◆ **Task prompt**
Below are the records; copy each line in which "JSON" can be found.

Extracted data START

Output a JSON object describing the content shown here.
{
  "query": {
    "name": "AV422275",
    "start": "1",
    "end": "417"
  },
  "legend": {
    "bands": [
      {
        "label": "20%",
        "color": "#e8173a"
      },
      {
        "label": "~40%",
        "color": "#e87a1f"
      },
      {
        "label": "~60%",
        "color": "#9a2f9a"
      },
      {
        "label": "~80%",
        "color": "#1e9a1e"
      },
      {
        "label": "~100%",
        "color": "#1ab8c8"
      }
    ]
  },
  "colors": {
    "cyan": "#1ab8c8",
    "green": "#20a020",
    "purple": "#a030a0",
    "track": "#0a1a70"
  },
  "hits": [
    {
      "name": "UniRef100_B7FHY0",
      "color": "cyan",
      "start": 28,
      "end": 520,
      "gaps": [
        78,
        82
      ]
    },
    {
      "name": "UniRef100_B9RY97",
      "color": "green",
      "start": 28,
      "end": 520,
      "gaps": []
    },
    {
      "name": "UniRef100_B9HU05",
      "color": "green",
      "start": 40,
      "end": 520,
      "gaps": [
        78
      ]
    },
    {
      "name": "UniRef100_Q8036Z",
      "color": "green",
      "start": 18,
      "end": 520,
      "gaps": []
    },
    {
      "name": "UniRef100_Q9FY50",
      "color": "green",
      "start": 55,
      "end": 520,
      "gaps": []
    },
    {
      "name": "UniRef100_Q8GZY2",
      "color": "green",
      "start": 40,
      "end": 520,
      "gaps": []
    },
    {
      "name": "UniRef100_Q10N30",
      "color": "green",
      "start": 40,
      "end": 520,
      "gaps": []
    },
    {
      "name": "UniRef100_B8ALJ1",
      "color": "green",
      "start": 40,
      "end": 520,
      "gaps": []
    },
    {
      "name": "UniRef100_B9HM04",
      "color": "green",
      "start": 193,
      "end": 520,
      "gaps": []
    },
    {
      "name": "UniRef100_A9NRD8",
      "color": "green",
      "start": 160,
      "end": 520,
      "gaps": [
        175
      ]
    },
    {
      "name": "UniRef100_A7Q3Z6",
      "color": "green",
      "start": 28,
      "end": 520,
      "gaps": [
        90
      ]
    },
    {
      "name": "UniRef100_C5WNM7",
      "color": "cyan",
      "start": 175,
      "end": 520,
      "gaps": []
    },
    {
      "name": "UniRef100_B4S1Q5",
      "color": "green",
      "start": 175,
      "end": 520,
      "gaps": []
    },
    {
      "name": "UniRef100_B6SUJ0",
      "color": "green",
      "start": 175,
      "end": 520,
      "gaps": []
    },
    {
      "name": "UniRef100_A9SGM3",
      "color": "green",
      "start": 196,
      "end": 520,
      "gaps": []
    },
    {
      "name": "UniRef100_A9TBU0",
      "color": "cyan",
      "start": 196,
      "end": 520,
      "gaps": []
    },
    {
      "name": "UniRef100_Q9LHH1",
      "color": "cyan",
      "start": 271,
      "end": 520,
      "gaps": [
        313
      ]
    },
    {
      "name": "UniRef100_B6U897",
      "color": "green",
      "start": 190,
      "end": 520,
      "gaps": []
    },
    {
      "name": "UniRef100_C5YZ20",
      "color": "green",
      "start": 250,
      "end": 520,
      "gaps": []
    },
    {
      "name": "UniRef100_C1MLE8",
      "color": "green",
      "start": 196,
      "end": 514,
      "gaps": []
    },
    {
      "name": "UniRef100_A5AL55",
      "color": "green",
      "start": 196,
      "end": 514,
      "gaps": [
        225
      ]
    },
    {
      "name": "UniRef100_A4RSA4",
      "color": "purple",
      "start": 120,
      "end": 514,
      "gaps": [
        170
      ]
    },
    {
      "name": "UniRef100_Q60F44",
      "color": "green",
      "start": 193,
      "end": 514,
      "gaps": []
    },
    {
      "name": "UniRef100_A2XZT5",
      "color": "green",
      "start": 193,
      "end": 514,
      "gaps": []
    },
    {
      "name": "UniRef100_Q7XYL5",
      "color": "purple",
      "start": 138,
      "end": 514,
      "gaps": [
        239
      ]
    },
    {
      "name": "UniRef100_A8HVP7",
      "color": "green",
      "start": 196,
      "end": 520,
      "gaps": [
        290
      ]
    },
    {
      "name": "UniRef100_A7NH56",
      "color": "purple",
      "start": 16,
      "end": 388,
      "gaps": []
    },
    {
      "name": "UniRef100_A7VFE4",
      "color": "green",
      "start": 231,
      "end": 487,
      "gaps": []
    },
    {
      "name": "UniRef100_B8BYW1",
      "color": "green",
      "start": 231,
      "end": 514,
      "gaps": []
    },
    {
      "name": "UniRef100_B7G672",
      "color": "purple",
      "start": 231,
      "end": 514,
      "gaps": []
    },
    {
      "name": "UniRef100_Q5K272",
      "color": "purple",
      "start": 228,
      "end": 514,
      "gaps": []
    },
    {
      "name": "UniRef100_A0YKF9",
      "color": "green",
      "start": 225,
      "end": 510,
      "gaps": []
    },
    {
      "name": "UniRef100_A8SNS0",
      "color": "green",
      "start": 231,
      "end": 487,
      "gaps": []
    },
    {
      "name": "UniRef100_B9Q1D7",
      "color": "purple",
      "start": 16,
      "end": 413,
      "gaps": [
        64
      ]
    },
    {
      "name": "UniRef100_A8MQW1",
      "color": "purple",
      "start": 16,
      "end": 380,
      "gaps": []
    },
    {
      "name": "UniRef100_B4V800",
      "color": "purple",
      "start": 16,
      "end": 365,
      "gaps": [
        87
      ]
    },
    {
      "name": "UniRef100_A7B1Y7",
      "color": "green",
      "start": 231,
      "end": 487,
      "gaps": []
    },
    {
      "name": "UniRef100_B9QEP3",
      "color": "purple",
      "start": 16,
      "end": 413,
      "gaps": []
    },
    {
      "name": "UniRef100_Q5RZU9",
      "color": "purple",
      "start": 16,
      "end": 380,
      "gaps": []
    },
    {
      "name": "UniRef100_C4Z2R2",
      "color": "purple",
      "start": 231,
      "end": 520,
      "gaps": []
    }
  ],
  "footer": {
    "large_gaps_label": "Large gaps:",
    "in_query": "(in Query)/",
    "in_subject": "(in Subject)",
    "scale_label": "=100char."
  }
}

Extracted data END
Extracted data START

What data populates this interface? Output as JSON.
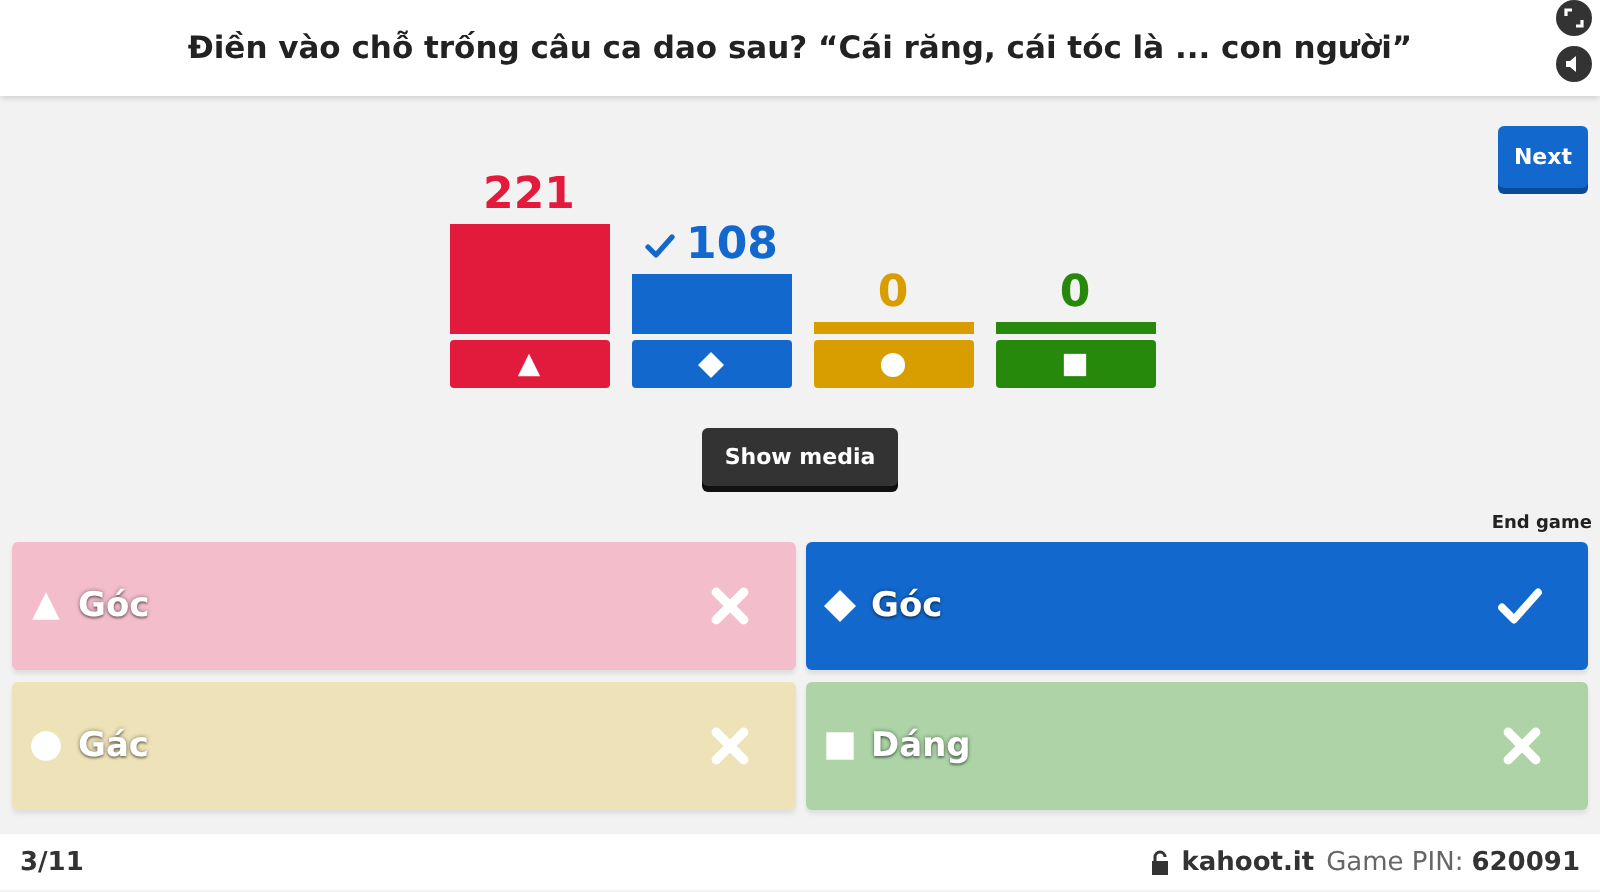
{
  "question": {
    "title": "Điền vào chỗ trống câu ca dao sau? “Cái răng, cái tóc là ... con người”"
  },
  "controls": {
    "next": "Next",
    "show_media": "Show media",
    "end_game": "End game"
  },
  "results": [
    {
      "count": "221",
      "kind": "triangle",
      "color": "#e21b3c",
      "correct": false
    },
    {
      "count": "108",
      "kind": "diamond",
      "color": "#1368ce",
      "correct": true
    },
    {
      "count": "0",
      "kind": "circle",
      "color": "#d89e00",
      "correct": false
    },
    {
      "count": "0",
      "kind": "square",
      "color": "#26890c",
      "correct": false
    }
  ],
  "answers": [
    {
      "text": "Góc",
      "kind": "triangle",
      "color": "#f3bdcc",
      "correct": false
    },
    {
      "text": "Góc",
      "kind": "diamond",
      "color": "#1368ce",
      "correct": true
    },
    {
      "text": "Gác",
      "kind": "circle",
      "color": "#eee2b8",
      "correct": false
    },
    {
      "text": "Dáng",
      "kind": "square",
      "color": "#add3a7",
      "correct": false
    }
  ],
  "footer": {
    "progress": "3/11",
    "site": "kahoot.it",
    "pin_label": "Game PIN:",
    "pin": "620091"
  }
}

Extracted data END
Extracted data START

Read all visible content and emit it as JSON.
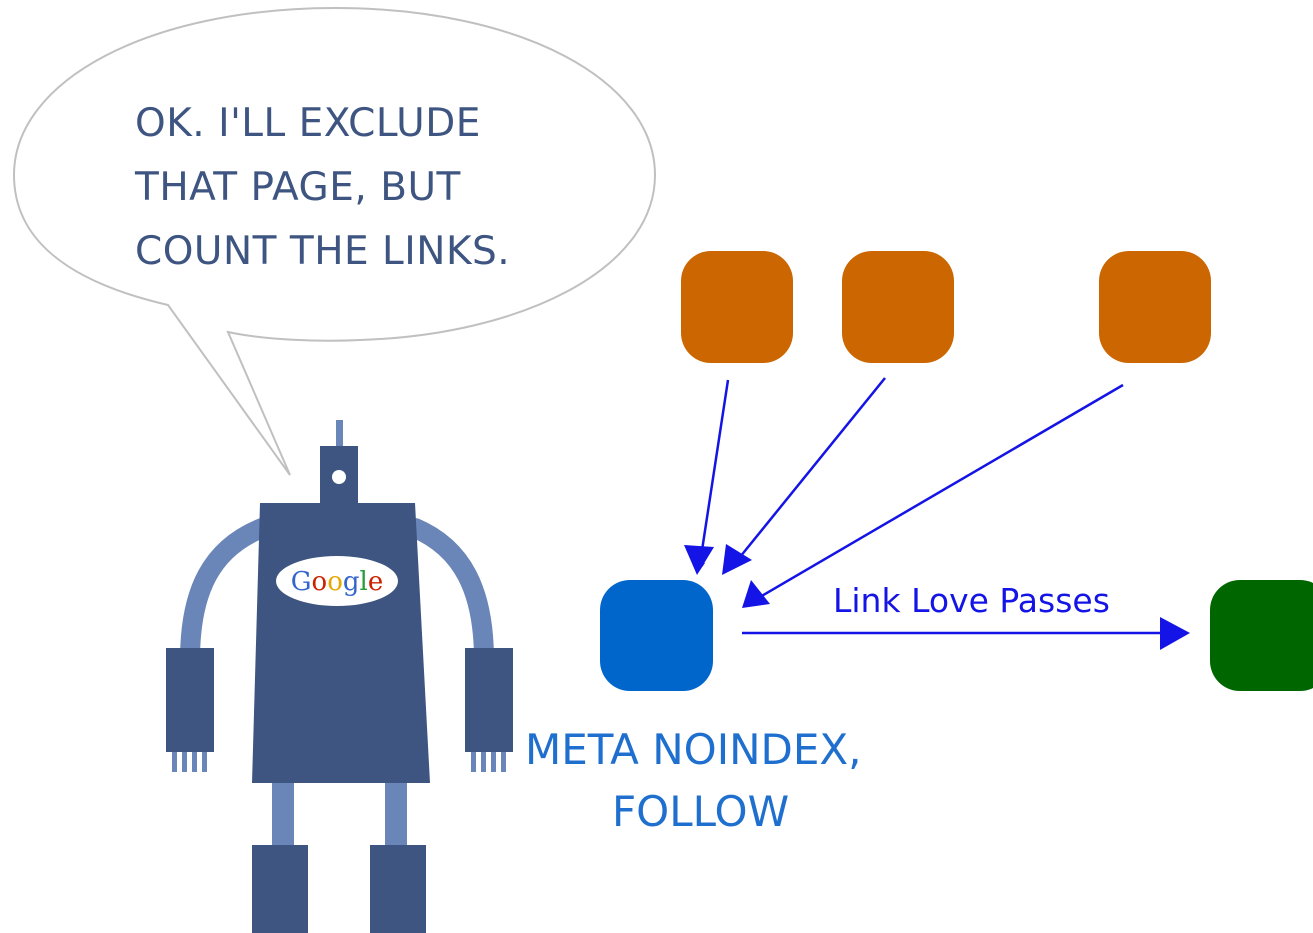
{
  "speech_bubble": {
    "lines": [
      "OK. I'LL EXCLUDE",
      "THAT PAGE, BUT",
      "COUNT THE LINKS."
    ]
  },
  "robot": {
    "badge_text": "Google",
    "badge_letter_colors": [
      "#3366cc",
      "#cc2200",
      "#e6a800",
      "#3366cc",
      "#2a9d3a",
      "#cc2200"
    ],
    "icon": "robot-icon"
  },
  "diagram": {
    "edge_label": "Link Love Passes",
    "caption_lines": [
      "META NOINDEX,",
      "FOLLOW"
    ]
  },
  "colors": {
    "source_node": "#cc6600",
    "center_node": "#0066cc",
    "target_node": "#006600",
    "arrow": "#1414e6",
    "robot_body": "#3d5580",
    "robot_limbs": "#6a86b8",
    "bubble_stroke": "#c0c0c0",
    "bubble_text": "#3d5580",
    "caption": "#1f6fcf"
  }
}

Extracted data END

◆ **Exercise output**
Output a JSON object describing the content shown here.
What data populates this interface? Output as JSON.
Read all visible content and emit it as JSON.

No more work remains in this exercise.